## What is required:
Your answer should consist of the lines in the data below that contain "Домодедово".

## Provided data:
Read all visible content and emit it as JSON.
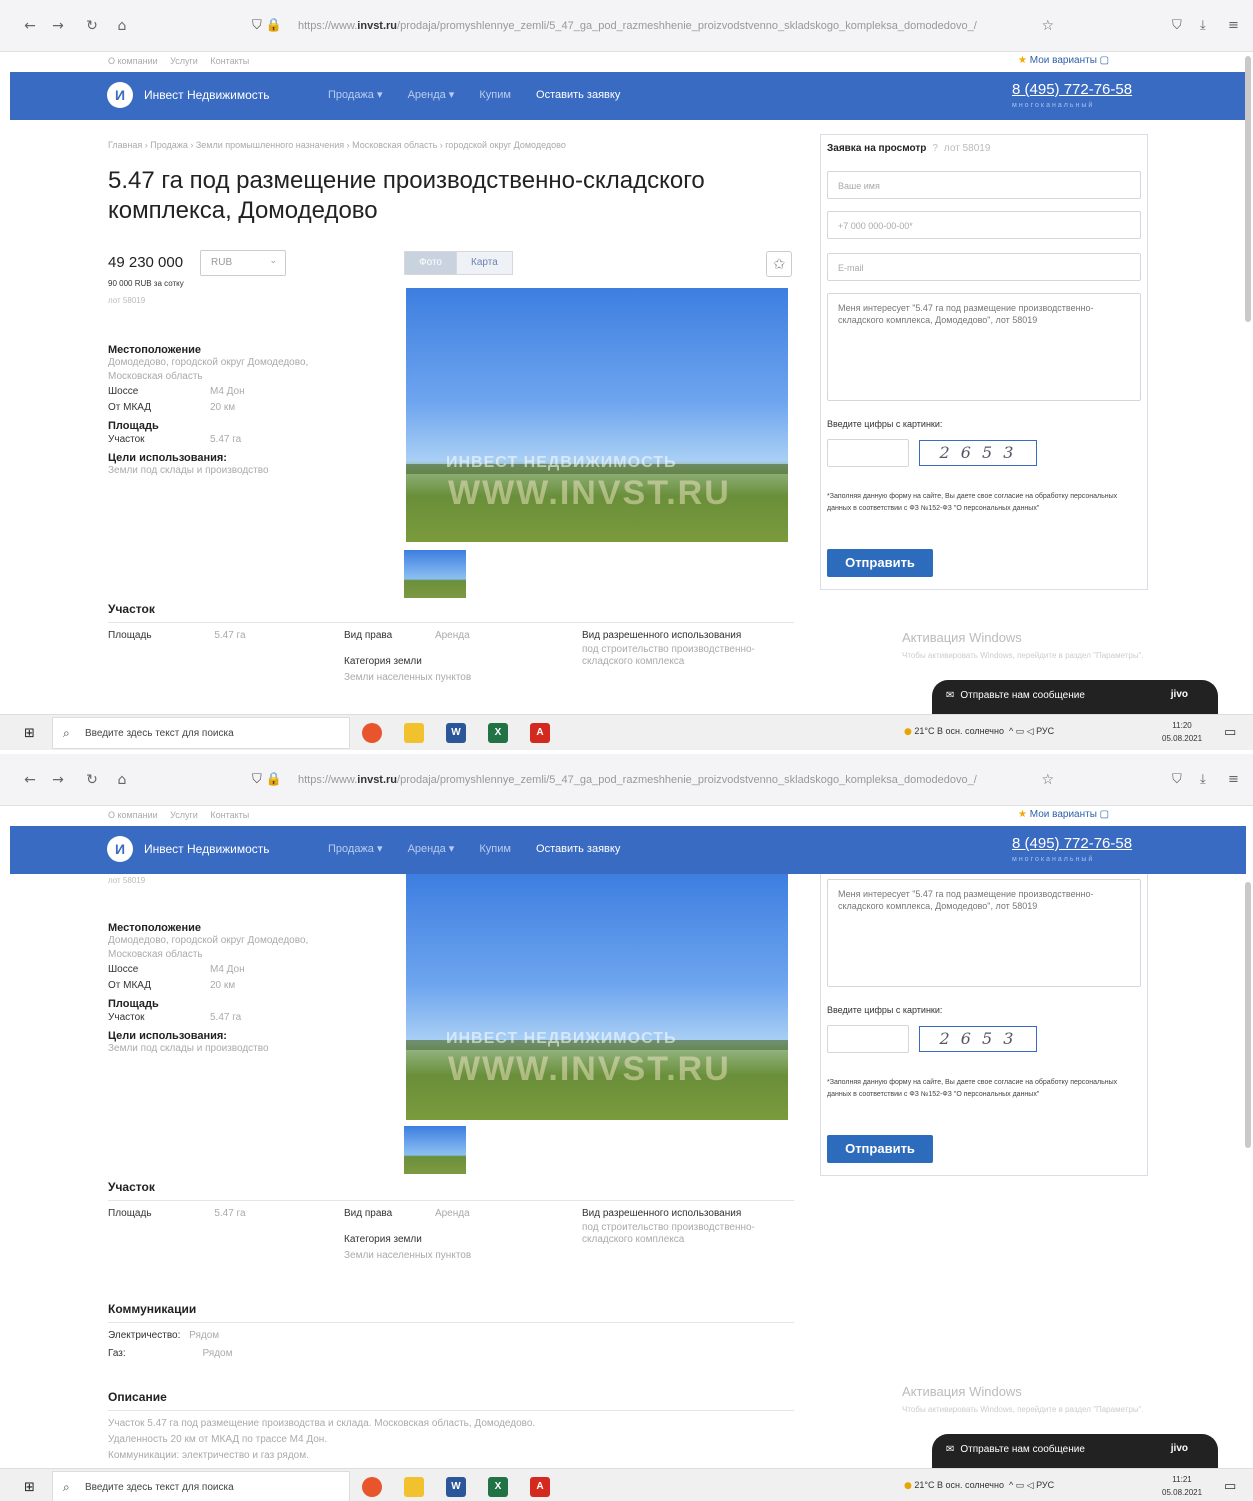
{
  "browser": {
    "url_prefix": "https://www.",
    "url_domain": "invst.ru",
    "url_path": "/prodaja/promyshlennye_zemli/5_47_ga_pod_razmeshhenie_proizvodstvenno_skladskogo_kompleksa_domodedovo_/"
  },
  "site": {
    "top_links": [
      "О компании",
      "Услуги",
      "Контакты"
    ],
    "favorites_label": "Мои варианты",
    "brand": "Инвест Недвижимость",
    "logo_letters": "И",
    "nav": [
      "Продажа ▾",
      "Аренда ▾",
      "Купим",
      "Оставить заявку"
    ],
    "phone": "8 (495) 772-76-58",
    "phone_sub": "многоканальный"
  },
  "listing": {
    "breadcrumbs": "Главная › Продажа › Земли промышленного назначения › Московская область › городской округ Домодедово",
    "title": "5.47 га под размещение производственно-складского комплекса, Домодедово",
    "price": "49 230 000",
    "currency": "RUB",
    "per_acre": "90 000 RUB за сотку",
    "lot": "лот 58019",
    "location_heading": "Местоположение",
    "location_text": "Домодедово, городской округ Домодедово, Московская область",
    "highway_label": "Шоссе",
    "highway_value": "М4 Дон",
    "mkad_label": "От МКАД",
    "mkad_value": "20 км",
    "area_heading": "Площадь",
    "plot_label": "Участок",
    "plot_value": "5.47 га",
    "purpose_heading": "Цели использования:",
    "purpose_value": "Земли под склады и производство",
    "tab_photo": "Фото",
    "tab_map": "Карта",
    "watermark_small": "ИНВЕСТ НЕДВИЖИМОСТЬ",
    "watermark_big": "WWW.INVST.RU"
  },
  "plot": {
    "heading": "Участок",
    "area_label": "Площадь",
    "area_value": "5.47 га",
    "right_label": "Вид права",
    "right_value": "Аренда",
    "category_label": "Категория земли",
    "category_value": "Земли населенных пунктов",
    "use_label": "Вид разрешенного использования",
    "use_value": "под строительство производственно-складского комплекса"
  },
  "communications": {
    "heading": "Коммуникации",
    "electricity_label": "Электричество:",
    "electricity_value": "Рядом",
    "gas_label": "Газ:",
    "gas_value": "Рядом"
  },
  "description": {
    "heading": "Описание",
    "lines": [
      "Участок 5.47 га под размещение производства и склада. Московская область, Домодедово.",
      "Удаленность 20 км от МКАД по трассе М4 Дон.",
      "Коммуникации: электричество и газ рядом."
    ]
  },
  "form": {
    "heading": "Заявка на просмотр",
    "help": "?",
    "lot_ref": "лот 58019",
    "name_placeholder": "Ваше имя",
    "phone_placeholder": "+7 000 000-00-00*",
    "email_placeholder": "E-mail",
    "message": "Меня интересует \"5.47 га под размещение производственно-складского комплекса, Домодедово\", лот 58019",
    "captcha_label": "Введите цифры с картинки:",
    "captcha_text": "2 6 5 3",
    "consent": "*Заполняя данную форму на сайте, Вы даете свое согласие на обработку персональных данных в соответствии с ФЗ №152-ФЗ \"О персональных данных\"",
    "submit": "Отправить"
  },
  "windows": {
    "activation_title": "Активация Windows",
    "activation_sub": "Чтобы активировать Windows, перейдите в раздел \"Параметры\".",
    "chat_label": "Отправьте нам сообщение",
    "chat_brand": "jivo",
    "search_placeholder": "Введите здесь текст для поиска",
    "tray": "21°C В осн. солнечно",
    "lang": "РУС",
    "time1": "11:20",
    "time2": "11:21",
    "date": "05.08.2021"
  },
  "colors": {
    "header_blue": "#3a6bc2",
    "submit_blue": "#2d6bbd"
  }
}
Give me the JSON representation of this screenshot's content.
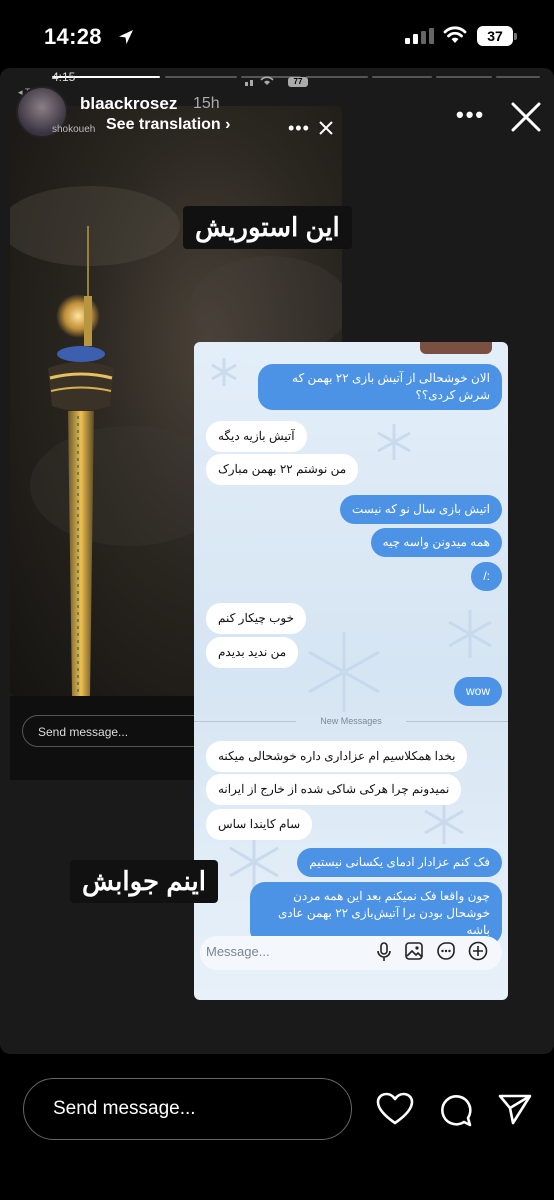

## Response box:
    "breadcrumbs": "Главная › Продажа › Земли промышленного назначения › Московская область › городской округ Домодедово",
    "title": "5.47 га под размещение производственно-складского комплекса, Домодедово",
    "location_text": "Домодедово, городской округ Домодедово, Московская область",
      "Участок 5.47 га под размещение производства и склада. Московская область, Домодедово.",
    "message": "Меня интересует \"5.47 га под размещение производственно-складского комплекса, Домодедово\", лот 58019",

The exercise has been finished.